Consumers increasingly expect a Netflix-style hyper-personalised experience with every interaction – and the loss or interruption of data flows from the EU would spell trouble for this, ultimately impacting the experience that the end-user has when interacting with their favourite companies. Ultimately, data empowers businesses of all kinds to understand their customers as individuals, rather than decimal points. 

Given that many businesses are increasingly cross-border, data must be able to flow freely across different regions, and a no-deal Brexit threatens the UK’s ability to do this. This means that tech companies, brands and consumers alike, will suffer in the case of a deal that limits UK organisations’ access to data. The government needs to be clearer on this issue, and fast, to enable the kind of innovation we now expect from UK tech start-ups and organisations.

Investment post-Brexit

In a no-deal scenario, Brexit threatens the UK’s position as the centre of European tech investment.
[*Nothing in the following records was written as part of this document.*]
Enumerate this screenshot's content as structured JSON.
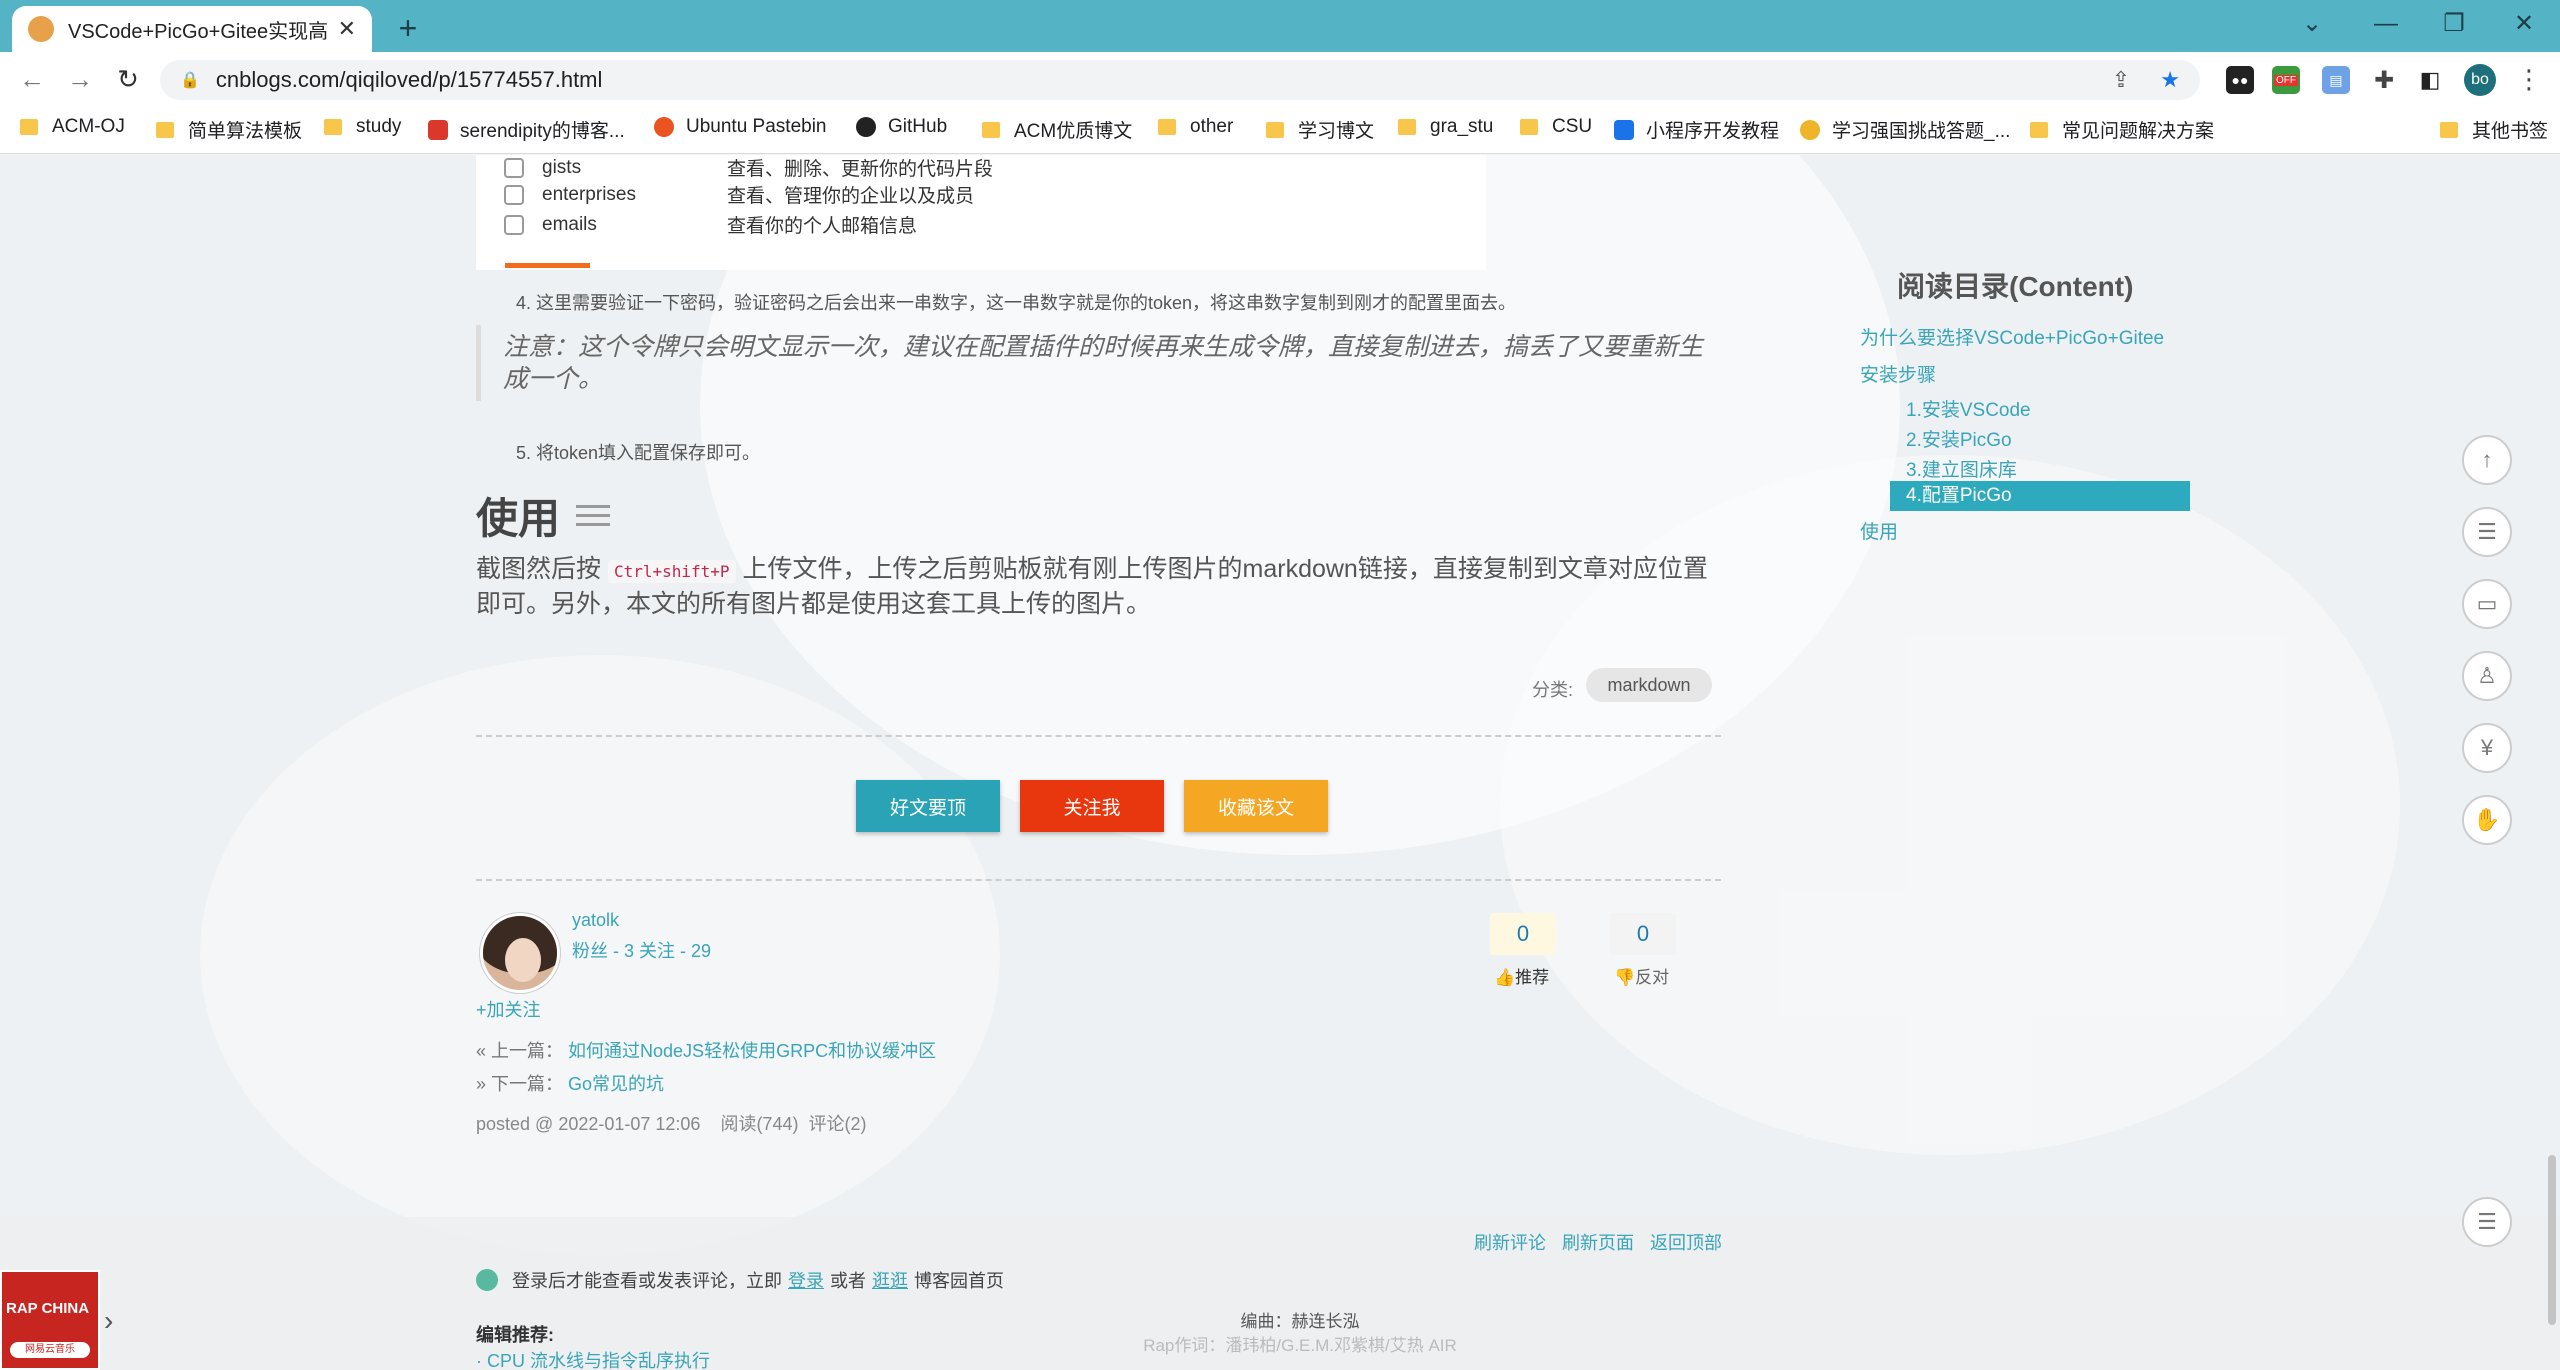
{
  "browser": {
    "tab_title": "VSCode+PicGo+Gitee实现高效",
    "tab_close": "✕",
    "new_tab": "+",
    "url": "cnblogs.com/qiqiloved/p/15774557.html",
    "profile_initials": "bo",
    "ext_off_label": "OFF",
    "window_controls": [
      "⌄",
      "—",
      "❐",
      "✕"
    ]
  },
  "bookmarks": [
    {
      "label": "ACM-OJ",
      "type": "folder"
    },
    {
      "label": "简单算法模板",
      "type": "folder"
    },
    {
      "label": "study",
      "type": "folder"
    },
    {
      "label": "serendipity的博客...",
      "type": "site",
      "color": "#d9382a"
    },
    {
      "label": "Ubuntu Pastebin",
      "type": "site",
      "color": "#e95420"
    },
    {
      "label": "GitHub",
      "type": "site",
      "color": "#222222"
    },
    {
      "label": "ACM优质博文",
      "type": "folder"
    },
    {
      "label": "other",
      "type": "folder"
    },
    {
      "label": "学习博文",
      "type": "folder"
    },
    {
      "label": "gra_stu",
      "type": "folder"
    },
    {
      "label": "CSU",
      "type": "folder"
    },
    {
      "label": "小程序开发教程",
      "type": "site",
      "color": "#1a73e8"
    },
    {
      "label": "学习强国挑战答题_...",
      "type": "site",
      "color": "#f0b429"
    },
    {
      "label": "常见问题解决方案",
      "type": "folder"
    },
    {
      "label": "其他书签",
      "type": "folder"
    }
  ],
  "permissions": [
    {
      "name": "gists",
      "desc": "查看、删除、更新你的代码片段"
    },
    {
      "name": "enterprises",
      "desc": "查看、管理你的企业以及成员"
    },
    {
      "name": "emails",
      "desc": "查看你的个人邮箱信息"
    }
  ],
  "article": {
    "step4": "4. 这里需要验证一下密码，验证密码之后会出来一串数字，这一串数字就是你的token，将这串数字复制到刚才的配置里面去。",
    "note": "注意：这个令牌只会明文显示一次，建议在配置插件的时候再来生成令牌，直接复制进去，搞丢了又要重新生成一个。",
    "step5": "5. 将token填入配置保存即可。",
    "heading": "使用",
    "para_before": "截图然后按",
    "shortcut": "Ctrl+shift+P",
    "para_after": "上传文件，上传之后剪贴板就有刚上传图片的markdown链接，直接复制到文章对应位置即可。另外，本文的所有图片都是使用这套工具上传的图片。",
    "category_label": "分类:",
    "category": "markdown"
  },
  "actions": {
    "good": "好文要顶",
    "follow": "关注我",
    "favorite": "收藏该文",
    "colors": {
      "good": "#2ba3b6",
      "follow": "#e8360e",
      "favorite": "#f5a623"
    }
  },
  "author": {
    "name": "yatolk",
    "stats": "粉丝 - 3 关注 - 29",
    "add_follow": "+加关注",
    "recommend_count": "0",
    "recommend_label": "推荐",
    "oppose_count": "0",
    "oppose_label": "反对"
  },
  "post_nav": {
    "prev_label": "« 上一篇：",
    "prev_title": "如何通过NodeJS轻松使用GRPC和协议缓冲区",
    "next_label": "» 下一篇：",
    "next_title": "Go常见的坑",
    "meta": "posted @ 2022-01-07 12:06    阅读(744)  评论(2)"
  },
  "footer": {
    "refresh_comments": "刷新评论",
    "refresh_page": "刷新页面",
    "back_top": "返回顶部",
    "login_prefix": "登录后才能查看或发表评论，立即",
    "login": "登录",
    "or": "或者",
    "browse": "逛逛",
    "login_suffix": "博客园首页",
    "editor_recommend": "编辑推荐:",
    "editor_item": "· CPU 流水线与指令乱序执行",
    "lyric1": "编曲：赫连长泓",
    "lyric2": "Rap作词：潘玮柏/G.E.M.邓紫棋/艾热 AIR"
  },
  "toc": {
    "title": "阅读目录(Content)",
    "items": [
      {
        "label": "为什么要选择VSCode+PicGo+Gitee",
        "level": 1
      },
      {
        "label": "安装步骤",
        "level": 1
      },
      {
        "label": "1.安装VSCode",
        "level": 2
      },
      {
        "label": "2.安装PicGo",
        "level": 2
      },
      {
        "label": "3.建立图床库",
        "level": 2
      },
      {
        "label": "4.配置PicGo",
        "level": 2,
        "active": true
      },
      {
        "label": "使用",
        "level": 1
      }
    ]
  },
  "music": {
    "logo_text": "RAP CHINA",
    "badge": "网易云音乐"
  }
}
It was a vote towards isolationism in an ever-connected world, and there’s a possibility that, post-Brexit, the UK will potentially attract less investment from other areas in the world. 

In order to overcome the potential problems caused by this, and for the UK to remain a hub of world-leading tech innovation, businesses need to work harder to prove themselves. Investors will always follow the companies most likely to succeed.

We continue to attract investor attention due to the fact our AI solution genuinely revolutionises the ways our retailer customers process and use data to personalise for the customer, leading to fast growth – something investors can sniff out a mile off, EU or no EU.

Carving a strategy for success post-Brexit requires tech companies to be proactive in ensuring they have the culture, talent and ability to manage the waves of uncertainty that the UK will undoubtedly face as the country leaves the EU.

All of us in the tech community need to make sure that we are aware of the scale of the challenge that Brexit presents in order to remain a hotbed of global innovation.